New nesting for Echinerpeton with Secodontosaurus

Figure 1. Just move the mandible forward so the last tooth is anterior to the orbit and Echinerpeton becomes a long snouted pro to-secodontosaur.

Figure 1. Just move the mandible and maxilla forward so the last tooth is anterior to the orbit (as in other pelycosaurs) and Echinerpeton becomes a long snouted proto-secodontosaur. 

Raising my hand to proclaim a nesting error
Earlier (now trashed) I recovered Echinerpeton at the base of the Synapsida and Diapsida, but those elongate dorsal spines seemed odd at that node. Then I noticed that all other pelycosaurs had teeth only in front of the orbit. The skull is largely missing, so there’s no harm in shifting the jaws forward a bit. And suddenly Echinerpeton made more sense.

Echinerpeton intermedium (Reisz 1972), Late Carboniferous, 308 mya. Reisz (1972) tentatively classified Echinerpeton as an ophiacodontid in his initial description, and in 1986 he considered it an indeterminate “pelycosaur“. Benson (2012) could not nest Echinerpeton with certainty, perhaps because he used the wrong outgroups and mistakenly included caseasaurs because he followed tradition without the benefit of a large gamut reptile tree like we have here (Fig. 2).

Figure 1. Secodontosaurus and its ancestors going back to Varanosaurus. Secodontosaurus is the only sphenacodont with a varanopid-like skull.

Figure 1. Secodontosaurus and its ancestors going back to Varanosaurus. Secodontosaurus was the only sphenacodont with a varanopid-like skull. No Echinerpeton has one too.

Here Echinerpeton nests with Secodontosaurus. The snout was long because the last maxillary tooth was in front of the orbit. The maxilla was straight while the dentary was concave dorsally. Both were filled with long teeth.

The dorsal spines were long, but not as long as those of Secodontosaurus.The scapula was small and both the humerus and femur were short and slender. The ankle bones were round elements. Together these point to an aquatic, rather than a terrestrial niche. So Echinerpeton was a crocodile-like sphenacodont pelycosaur.

References
Benson RBJ 2012. Interrelationships of basal synapsids: Cranial and postcranial morphological partitions suggest different topologies.

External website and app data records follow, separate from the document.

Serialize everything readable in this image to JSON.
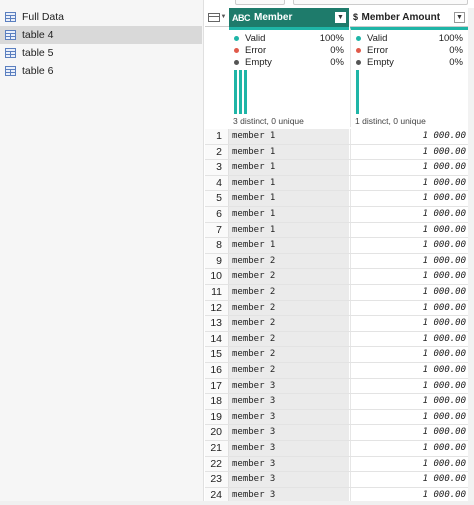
{
  "queries": [
    {
      "label": "Full Data",
      "selected": false
    },
    {
      "label": "table 4",
      "selected": true
    },
    {
      "label": "table 5",
      "selected": false
    },
    {
      "label": "table 6",
      "selected": false
    }
  ],
  "columns": [
    {
      "name": "Member",
      "type_icon": "ABC",
      "stats": {
        "valid": "100%",
        "error": "0%",
        "empty": "0%"
      },
      "distinct": "3 distinct, 0 unique",
      "distribution": [
        1.0,
        1.0,
        1.0
      ]
    },
    {
      "name": "Member Amount",
      "type_icon": "$",
      "stats": {
        "valid": "100%",
        "error": "0%",
        "empty": "0%"
      },
      "distinct": "1 distinct, 0 unique",
      "distribution": [
        1.0
      ]
    }
  ],
  "stat_labels": {
    "valid": "Valid",
    "error": "Error",
    "empty": "Empty"
  },
  "colors": {
    "header_accent": "#1e7b6b",
    "quality_bar": "#1fb5a7",
    "valid_dot": "#1fb5a7",
    "error_dot": "#e05a4a",
    "empty_dot": "#555555"
  },
  "rows": [
    {
      "n": "1",
      "member": "member 1",
      "amount": "1 000.00"
    },
    {
      "n": "2",
      "member": "member 1",
      "amount": "1 000.00"
    },
    {
      "n": "3",
      "member": "member 1",
      "amount": "1 000.00"
    },
    {
      "n": "4",
      "member": "member 1",
      "amount": "1 000.00"
    },
    {
      "n": "5",
      "member": "member 1",
      "amount": "1 000.00"
    },
    {
      "n": "6",
      "member": "member 1",
      "amount": "1 000.00"
    },
    {
      "n": "7",
      "member": "member 1",
      "amount": "1 000.00"
    },
    {
      "n": "8",
      "member": "member 1",
      "amount": "1 000.00"
    },
    {
      "n": "9",
      "member": "member 2",
      "amount": "1 000.00"
    },
    {
      "n": "10",
      "member": "member 2",
      "amount": "1 000.00"
    },
    {
      "n": "11",
      "member": "member 2",
      "amount": "1 000.00"
    },
    {
      "n": "12",
      "member": "member 2",
      "amount": "1 000.00"
    },
    {
      "n": "13",
      "member": "member 2",
      "amount": "1 000.00"
    },
    {
      "n": "14",
      "member": "member 2",
      "amount": "1 000.00"
    },
    {
      "n": "15",
      "member": "member 2",
      "amount": "1 000.00"
    },
    {
      "n": "16",
      "member": "member 2",
      "amount": "1 000.00"
    },
    {
      "n": "17",
      "member": "member 3",
      "amount": "1 000.00"
    },
    {
      "n": "18",
      "member": "member 3",
      "amount": "1 000.00"
    },
    {
      "n": "19",
      "member": "member 3",
      "amount": "1 000.00"
    },
    {
      "n": "20",
      "member": "member 3",
      "amount": "1 000.00"
    },
    {
      "n": "21",
      "member": "member 3",
      "amount": "1 000.00"
    },
    {
      "n": "22",
      "member": "member 3",
      "amount": "1 000.00"
    },
    {
      "n": "23",
      "member": "member 3",
      "amount": "1 000.00"
    },
    {
      "n": "24",
      "member": "member 3",
      "amount": "1 000.00"
    }
  ]
}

Journal of Systematic Palaeontology: 601-624.
Reisz R 1972. Pelycosaurian reptiles from the Middle Pennsylvanian of North America. Bulletin of the Museum of Comparative Zoology 144 (2): 27–62. online here